··· Input data ···

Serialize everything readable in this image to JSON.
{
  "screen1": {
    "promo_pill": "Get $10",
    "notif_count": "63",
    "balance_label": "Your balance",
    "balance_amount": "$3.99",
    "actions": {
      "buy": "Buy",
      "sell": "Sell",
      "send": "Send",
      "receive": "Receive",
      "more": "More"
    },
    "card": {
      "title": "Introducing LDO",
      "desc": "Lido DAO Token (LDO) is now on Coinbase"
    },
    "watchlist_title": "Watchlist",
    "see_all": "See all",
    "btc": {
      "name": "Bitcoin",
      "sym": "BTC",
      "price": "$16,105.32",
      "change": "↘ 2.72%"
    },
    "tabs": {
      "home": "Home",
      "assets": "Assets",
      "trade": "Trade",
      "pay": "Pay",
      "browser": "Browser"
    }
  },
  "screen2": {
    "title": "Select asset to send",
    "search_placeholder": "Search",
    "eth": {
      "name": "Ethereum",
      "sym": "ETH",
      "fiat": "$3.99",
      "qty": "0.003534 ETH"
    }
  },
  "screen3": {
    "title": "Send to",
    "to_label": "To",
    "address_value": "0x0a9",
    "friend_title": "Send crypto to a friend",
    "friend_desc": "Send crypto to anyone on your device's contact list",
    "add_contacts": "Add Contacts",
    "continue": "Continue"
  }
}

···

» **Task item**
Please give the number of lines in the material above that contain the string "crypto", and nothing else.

» **Output for this task**
2